• How to complete this task:
Of all the lines in the records below, copy only those that contain the string "true".

****

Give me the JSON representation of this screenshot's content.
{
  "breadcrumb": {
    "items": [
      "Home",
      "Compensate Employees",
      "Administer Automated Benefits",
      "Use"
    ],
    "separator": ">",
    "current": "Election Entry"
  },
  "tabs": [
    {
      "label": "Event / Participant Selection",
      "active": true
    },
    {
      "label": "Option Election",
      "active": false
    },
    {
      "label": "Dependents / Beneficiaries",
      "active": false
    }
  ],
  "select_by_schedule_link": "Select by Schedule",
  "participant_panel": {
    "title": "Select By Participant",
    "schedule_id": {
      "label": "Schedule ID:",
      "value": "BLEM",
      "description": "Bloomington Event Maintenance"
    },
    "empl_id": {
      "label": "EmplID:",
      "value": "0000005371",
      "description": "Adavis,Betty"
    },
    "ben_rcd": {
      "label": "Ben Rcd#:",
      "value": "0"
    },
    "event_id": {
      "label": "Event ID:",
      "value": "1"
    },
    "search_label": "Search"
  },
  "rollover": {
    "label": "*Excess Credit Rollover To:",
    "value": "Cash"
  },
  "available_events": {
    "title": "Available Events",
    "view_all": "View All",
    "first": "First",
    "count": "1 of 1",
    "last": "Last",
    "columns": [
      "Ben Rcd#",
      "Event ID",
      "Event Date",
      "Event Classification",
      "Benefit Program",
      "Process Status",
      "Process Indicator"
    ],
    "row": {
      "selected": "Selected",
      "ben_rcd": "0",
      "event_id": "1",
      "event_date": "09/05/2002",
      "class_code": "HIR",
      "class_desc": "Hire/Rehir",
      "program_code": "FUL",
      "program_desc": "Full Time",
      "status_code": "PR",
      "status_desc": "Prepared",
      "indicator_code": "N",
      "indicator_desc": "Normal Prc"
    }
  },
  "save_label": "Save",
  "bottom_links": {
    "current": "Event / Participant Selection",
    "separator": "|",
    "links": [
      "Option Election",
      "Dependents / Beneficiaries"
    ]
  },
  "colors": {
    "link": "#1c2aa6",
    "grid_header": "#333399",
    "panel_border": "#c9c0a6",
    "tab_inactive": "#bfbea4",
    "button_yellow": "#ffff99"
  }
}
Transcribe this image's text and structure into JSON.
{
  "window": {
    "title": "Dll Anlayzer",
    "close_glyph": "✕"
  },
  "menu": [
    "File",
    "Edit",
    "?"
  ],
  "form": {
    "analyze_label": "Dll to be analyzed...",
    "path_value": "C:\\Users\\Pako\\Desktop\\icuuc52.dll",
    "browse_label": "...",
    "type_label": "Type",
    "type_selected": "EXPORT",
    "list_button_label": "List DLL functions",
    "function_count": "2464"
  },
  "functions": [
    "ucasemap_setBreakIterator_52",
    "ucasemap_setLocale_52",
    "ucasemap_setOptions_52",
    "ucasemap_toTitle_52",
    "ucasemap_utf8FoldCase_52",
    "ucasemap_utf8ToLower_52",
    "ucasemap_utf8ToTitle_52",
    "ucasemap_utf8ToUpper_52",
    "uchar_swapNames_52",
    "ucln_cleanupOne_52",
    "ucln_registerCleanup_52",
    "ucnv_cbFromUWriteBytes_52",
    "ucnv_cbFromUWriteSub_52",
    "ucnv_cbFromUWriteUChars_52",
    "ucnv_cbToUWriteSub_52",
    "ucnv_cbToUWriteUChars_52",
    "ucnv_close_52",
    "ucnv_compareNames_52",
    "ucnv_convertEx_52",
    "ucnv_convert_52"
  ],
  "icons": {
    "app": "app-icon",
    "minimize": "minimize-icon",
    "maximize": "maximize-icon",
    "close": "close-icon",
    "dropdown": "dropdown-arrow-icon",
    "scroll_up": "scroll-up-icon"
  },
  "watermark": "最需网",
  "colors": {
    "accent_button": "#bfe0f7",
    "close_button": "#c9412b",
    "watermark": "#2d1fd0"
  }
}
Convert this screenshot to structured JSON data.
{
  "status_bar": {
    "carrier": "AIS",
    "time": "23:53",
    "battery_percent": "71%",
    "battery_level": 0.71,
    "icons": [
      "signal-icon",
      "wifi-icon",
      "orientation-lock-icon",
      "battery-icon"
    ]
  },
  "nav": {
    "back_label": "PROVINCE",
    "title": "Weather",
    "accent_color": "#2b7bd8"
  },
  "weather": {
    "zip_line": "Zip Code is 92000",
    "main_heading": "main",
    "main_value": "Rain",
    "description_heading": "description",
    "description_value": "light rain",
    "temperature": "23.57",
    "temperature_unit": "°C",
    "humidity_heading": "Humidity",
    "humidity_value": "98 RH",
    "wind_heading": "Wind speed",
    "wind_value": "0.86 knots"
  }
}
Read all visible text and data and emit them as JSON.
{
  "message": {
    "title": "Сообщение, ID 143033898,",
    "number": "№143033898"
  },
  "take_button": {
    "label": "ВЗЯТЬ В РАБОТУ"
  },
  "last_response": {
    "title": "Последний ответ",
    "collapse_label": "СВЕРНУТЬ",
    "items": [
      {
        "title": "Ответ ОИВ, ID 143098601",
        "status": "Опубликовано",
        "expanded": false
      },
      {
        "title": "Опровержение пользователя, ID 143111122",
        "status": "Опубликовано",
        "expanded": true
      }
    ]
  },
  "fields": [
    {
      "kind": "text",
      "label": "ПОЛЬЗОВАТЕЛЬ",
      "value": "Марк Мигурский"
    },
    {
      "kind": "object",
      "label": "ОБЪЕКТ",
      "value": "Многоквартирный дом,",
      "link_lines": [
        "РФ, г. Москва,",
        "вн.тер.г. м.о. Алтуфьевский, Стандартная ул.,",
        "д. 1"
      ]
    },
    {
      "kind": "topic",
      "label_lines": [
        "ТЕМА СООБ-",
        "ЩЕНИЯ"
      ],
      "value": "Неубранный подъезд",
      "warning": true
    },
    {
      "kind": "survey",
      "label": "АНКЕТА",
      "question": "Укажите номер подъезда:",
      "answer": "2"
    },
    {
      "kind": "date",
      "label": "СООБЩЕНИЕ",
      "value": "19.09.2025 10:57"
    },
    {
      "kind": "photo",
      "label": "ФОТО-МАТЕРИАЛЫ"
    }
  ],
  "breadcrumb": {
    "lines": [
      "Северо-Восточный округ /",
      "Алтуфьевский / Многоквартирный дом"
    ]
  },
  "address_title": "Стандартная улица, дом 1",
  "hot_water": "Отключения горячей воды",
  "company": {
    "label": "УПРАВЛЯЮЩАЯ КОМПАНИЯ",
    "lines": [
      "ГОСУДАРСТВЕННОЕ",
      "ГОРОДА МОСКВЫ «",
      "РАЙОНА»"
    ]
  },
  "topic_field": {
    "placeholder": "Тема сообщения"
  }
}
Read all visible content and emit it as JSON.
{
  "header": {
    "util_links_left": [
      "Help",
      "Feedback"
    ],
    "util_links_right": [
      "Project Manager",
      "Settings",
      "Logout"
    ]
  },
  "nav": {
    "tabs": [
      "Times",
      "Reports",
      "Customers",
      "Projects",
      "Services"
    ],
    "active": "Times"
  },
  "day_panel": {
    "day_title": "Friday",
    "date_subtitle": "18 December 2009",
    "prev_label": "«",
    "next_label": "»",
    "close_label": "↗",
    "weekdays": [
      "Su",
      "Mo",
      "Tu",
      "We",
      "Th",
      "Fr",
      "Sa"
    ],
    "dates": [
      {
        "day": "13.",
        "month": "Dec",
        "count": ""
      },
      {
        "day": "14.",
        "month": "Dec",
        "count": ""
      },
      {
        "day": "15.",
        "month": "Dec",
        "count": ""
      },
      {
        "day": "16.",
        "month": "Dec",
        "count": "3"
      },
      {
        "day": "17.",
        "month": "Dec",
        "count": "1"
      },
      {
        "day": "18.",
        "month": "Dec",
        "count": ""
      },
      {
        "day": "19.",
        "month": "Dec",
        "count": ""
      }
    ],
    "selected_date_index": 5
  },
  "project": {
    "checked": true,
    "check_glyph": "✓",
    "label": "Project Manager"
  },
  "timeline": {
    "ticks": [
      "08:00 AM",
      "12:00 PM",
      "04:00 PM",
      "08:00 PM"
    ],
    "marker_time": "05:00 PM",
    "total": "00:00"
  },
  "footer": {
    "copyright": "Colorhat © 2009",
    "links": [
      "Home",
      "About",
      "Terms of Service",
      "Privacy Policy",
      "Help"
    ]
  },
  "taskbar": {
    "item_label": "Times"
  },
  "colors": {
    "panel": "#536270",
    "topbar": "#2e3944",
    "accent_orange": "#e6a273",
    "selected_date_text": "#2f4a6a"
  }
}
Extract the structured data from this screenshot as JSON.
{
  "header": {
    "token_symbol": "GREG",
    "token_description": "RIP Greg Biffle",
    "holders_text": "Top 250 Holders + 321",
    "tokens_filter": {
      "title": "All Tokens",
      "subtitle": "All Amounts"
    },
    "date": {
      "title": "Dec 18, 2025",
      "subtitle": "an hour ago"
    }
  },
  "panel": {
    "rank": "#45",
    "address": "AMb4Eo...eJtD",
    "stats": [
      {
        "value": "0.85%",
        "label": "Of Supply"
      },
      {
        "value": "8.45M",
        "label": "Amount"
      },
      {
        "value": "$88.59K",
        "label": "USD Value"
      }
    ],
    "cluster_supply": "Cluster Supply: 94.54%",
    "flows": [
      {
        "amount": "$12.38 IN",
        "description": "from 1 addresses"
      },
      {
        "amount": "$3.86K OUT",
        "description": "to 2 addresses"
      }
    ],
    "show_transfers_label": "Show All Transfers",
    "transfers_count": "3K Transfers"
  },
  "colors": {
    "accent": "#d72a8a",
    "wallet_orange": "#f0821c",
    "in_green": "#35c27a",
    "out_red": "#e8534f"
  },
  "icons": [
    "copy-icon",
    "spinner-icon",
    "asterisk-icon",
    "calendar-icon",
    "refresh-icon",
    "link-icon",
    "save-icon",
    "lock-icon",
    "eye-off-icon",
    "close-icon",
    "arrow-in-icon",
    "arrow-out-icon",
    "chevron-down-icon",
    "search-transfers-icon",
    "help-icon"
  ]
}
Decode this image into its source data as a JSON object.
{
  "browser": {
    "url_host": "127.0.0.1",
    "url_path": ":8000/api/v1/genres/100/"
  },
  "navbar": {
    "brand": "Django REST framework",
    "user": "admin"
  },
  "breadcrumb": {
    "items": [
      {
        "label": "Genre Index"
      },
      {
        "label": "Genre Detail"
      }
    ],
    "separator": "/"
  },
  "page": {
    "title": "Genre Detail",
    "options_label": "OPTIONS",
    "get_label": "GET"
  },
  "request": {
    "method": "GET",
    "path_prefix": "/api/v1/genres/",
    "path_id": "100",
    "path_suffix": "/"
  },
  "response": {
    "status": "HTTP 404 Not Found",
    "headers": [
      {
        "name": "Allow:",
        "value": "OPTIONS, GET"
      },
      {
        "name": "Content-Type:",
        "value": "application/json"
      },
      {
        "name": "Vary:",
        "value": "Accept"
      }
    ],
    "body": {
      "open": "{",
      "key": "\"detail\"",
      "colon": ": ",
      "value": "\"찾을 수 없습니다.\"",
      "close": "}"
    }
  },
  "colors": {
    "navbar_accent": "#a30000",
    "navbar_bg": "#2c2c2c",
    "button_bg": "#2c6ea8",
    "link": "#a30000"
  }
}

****

• Task solution:
      "active": true
        "expanded": true
      "warning": true
    "checked": true,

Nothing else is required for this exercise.